From March 29 outdoor gatherings following the rule of six will also be allowed to resume. This will allow six people from different households or any number of people from just two households to meet outside or in a garden.
Outdoor sports activities such as tennis and open-air swimming pools, will also be allowed to resume, and people will be able to take part in formally organised outdoor sports.
The ‘stay at home’ rule will also end on March 29, meaning people can travel to see friends and family. But people will still be told to work from home if they have been doing so.
Travel abroad will continue to be prohibited, other than for a small number of permitted reasons. Holidays abroad will not be allowed, given it will remain important to manage the risk of imported variants and protect the vaccination programme.
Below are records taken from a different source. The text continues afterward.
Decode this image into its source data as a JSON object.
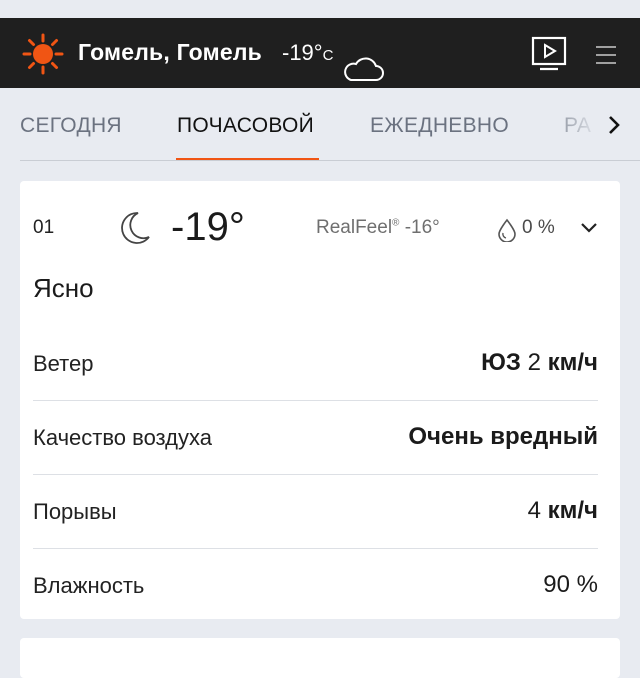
{
  "header": {
    "location": "Гомель, Гомель",
    "temperature": "-19°",
    "unit": "C",
    "weather_icon": "cloud-icon",
    "logo_icon": "sun-icon",
    "video_icon": "video-icon",
    "menu_icon": "menu-icon"
  },
  "tabs": [
    {
      "label": "СЕГОДНЯ",
      "active": false
    },
    {
      "label": "ПОЧАСОВОЙ",
      "active": true
    },
    {
      "label": "ЕЖЕДНЕВНО",
      "active": false
    },
    {
      "label": "РА",
      "active": false
    }
  ],
  "colors": {
    "accent": "#f05514",
    "header_bg": "#1f1f1f",
    "air_quality": "#a23ed0"
  },
  "card": {
    "hour": "01",
    "temperature": "-19°",
    "realfeel_label": "RealFeel",
    "realfeel_mark": "®",
    "realfeel_value": "-16°",
    "precip": "0 %",
    "condition": "Ясно",
    "details": {
      "wind": {
        "label": "Ветер",
        "dir": "ЮЗ",
        "speed": "2",
        "unit": "км/ч"
      },
      "air": {
        "label": "Качество воздуха",
        "value": "Очень вредный"
      },
      "gusts": {
        "label": "Порывы",
        "speed": "4",
        "unit": "км/ч"
      },
      "humidity": {
        "label": "Влажность",
        "value": "90 %"
      }
    }
  }
}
The government has launched a new taskforce to review global travel which will report on 12 April.
Step 2 will take effect from April 12 at the earliest. It will see the opening of non-essential shops and businesses reopening such as hairdressers. Pubs and restaurants will also be allowed to serve food and drink to guests outdoors.
Public buildings, including libraries and community centres. Indoor leisure facilities such as gyms will also reopen (but only for use by people on their own or in household groups); as will most outdoor attractions and settings including outdoor hospitality venues, zoos, theme parks, and drive-in cinemas. Self-contained accommodation such as campsites and holiday lets, where indoor facilities are not shared with other households, can also reopen.
Hospitality venues will be allowed to serve people outdoors at Step 2. Customers are expected to order, eat and drink while seated (‘table service’). Wider social contact rules will apply in all these settings to prevent indoor mixing between different households.
In the case of events, while funerals can continue with up to 30 mourners, the number of people able to attend weddings, receptions and commemorative events such as wakes will rise to 15.
Step three starts from the 17th of May
- People can meet in groups of up to 30 outdoors.
- Six people or two households can meet indoors. This will be kept under review whether it is safe to increase the number of people.
- Pubs, restaurants, entertainment venues such as cinemas and soft play areas
- Larger performances and sporting events in indoor venues with a capacity of 1,000 people or half-full (whichever is lower) will also be allowed, as will those in outdoor venues with a capacity of 4000 people or half-full (whichever is lower).
- Up to 30 people can attend weddings or other life events like christenings, bar mitzvahs.
- Hotels, hostels and B&Bs can reopen
- International leisure travel may resume
- Adult indoor group sports and exercise classes can restart
Step 4 starts no earlier than 21 June.
- All legal limits on social contact will be removed
- No legal limits on the number of people who can attend weddings, funerals and other life events
- Nightclubs will be allowed to reopen
There you have it. Please remember to keep to government guidelines by wearing your masks and maintaining your distance. Hopefully we’ll get out of this soon and go back to normal, well, as normal as we can get.